So far, a number of wells have turned out to be duds, but one firm, Rockhopper Exploration, has struck what could be a huge field at its Sea Lion prospect in the North Falklands Basin, raising hopes of more to come.
As summer advances in the southern hemisphere the huge Leiv Eiricsson drilling rig has been towed half way round the world from Greenland to begin a new round of drilling for two rivals, Falkland Oil and Gas and Borders & Southern.
And there is a growing possibility that the Islands could be at the centre of a boom to rival that of the early North Sea fields in the Sixties and Seventies, though investors know that such frontier exploration can be high risk.

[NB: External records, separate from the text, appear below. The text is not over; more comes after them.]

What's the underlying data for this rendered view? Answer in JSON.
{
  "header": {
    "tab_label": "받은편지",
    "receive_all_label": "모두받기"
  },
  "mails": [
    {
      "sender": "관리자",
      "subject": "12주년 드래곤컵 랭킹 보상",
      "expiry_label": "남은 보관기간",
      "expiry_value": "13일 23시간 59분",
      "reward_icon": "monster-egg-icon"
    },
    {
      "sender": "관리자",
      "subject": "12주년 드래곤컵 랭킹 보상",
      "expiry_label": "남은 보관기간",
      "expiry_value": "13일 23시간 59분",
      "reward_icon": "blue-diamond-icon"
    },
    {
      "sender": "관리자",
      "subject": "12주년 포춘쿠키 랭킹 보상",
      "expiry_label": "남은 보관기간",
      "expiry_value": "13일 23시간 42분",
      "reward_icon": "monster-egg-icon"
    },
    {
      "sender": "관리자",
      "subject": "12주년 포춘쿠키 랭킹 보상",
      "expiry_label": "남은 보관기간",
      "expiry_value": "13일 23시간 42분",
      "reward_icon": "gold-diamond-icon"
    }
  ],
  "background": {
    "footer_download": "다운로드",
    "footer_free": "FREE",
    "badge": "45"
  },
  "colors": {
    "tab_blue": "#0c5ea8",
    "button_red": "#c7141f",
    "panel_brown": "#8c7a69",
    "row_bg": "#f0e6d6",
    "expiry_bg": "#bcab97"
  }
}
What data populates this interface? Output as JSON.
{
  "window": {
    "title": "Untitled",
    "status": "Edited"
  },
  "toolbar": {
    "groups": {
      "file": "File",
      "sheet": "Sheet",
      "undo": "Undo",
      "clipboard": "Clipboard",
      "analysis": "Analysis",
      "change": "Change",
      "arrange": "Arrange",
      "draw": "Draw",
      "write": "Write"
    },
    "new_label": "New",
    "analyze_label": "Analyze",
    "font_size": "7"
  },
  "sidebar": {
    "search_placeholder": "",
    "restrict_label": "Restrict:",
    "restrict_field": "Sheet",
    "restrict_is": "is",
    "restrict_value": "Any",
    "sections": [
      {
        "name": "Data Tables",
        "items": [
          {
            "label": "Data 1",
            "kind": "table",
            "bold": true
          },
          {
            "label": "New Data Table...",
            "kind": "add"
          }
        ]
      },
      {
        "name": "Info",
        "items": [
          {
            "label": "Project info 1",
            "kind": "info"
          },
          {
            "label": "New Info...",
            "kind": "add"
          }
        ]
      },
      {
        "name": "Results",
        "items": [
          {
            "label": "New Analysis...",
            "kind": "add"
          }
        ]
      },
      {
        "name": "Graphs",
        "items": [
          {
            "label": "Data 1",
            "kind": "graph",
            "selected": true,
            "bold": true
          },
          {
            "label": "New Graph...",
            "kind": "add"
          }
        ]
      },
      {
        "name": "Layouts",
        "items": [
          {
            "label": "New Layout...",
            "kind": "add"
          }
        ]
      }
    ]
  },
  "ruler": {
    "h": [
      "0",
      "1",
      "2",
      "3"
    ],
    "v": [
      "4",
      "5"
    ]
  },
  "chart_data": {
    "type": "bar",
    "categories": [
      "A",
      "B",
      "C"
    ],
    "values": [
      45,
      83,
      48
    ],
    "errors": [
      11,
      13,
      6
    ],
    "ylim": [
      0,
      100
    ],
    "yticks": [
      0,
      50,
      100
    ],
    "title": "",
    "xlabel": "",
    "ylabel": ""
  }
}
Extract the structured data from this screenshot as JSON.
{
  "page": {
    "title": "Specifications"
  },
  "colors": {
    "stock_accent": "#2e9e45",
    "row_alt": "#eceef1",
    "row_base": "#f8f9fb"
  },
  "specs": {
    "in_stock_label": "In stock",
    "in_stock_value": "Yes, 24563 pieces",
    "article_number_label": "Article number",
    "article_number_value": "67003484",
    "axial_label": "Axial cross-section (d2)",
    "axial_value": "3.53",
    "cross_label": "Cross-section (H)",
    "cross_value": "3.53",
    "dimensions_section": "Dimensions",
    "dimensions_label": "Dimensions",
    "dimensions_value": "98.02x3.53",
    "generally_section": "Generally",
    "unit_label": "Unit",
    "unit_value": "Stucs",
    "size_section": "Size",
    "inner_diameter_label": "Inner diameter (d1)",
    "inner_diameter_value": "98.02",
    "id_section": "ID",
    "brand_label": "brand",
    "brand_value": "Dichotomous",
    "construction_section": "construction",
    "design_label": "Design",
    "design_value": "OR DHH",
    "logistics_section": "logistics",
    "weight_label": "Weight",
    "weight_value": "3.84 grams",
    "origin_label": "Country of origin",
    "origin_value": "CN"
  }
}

Whatever the results this means booming business for the Falklands and all those support and logistics companies operating from the Islands for quite a few years to come. The Leif Eiricsson rig only costs over a million dollars per day to run, plus all the subsidiary services and goods to be provided.
And 2012 not only does it mark the anniversary of the Falklands conflict, it is also 160 years since the foundation of the Falkland Islands Holding Company which operates a range of businesses on the islands from stevedoring and insurance to shops, car showrooms and tourist boat trips.
Chairman David Hudd says it is a very exciting time for the company, the Islands and the Islanders and his company stands to be a winner whatever the outcome of drilling. It has a direct stake of nearly 6% in Falkland Oil and Gas but stands to benefit if a rival strikes it rich because of its key role in the local economy and what could turn out to be lucrative property and land holdings.
Founded in 1852 with a Royal Charter, FIH has undergone a number of changes of ownership and was floated on the junior Aim market in 1998, with a current stock market value of £26million.
The view of the company, which also owns the Portsmouth Harbour Ferry Company in England and London-based art transport and storage specialist MoMart, is that there is an 85% chance of commercial oil production.
Although the infrastructure has been much improved since the war, there are few hotels, no civilian air terminal and only limited flights.
If oil is discovered it would trigger huge demand for additional flights and accommodation, creating big opportunities for FIH to develop its own services and work alongside companies brought in for major projects.
The Falklands already attract more than 50.000 visitors a year eager to see the region’s amazing wildlife.
Hudd said: “This is looking to be something on the verge of being very exciting. It could be very, very big, running into billions of pounds.” But he cautioned: “It is not going to happen overnight. We are talking over a decade.”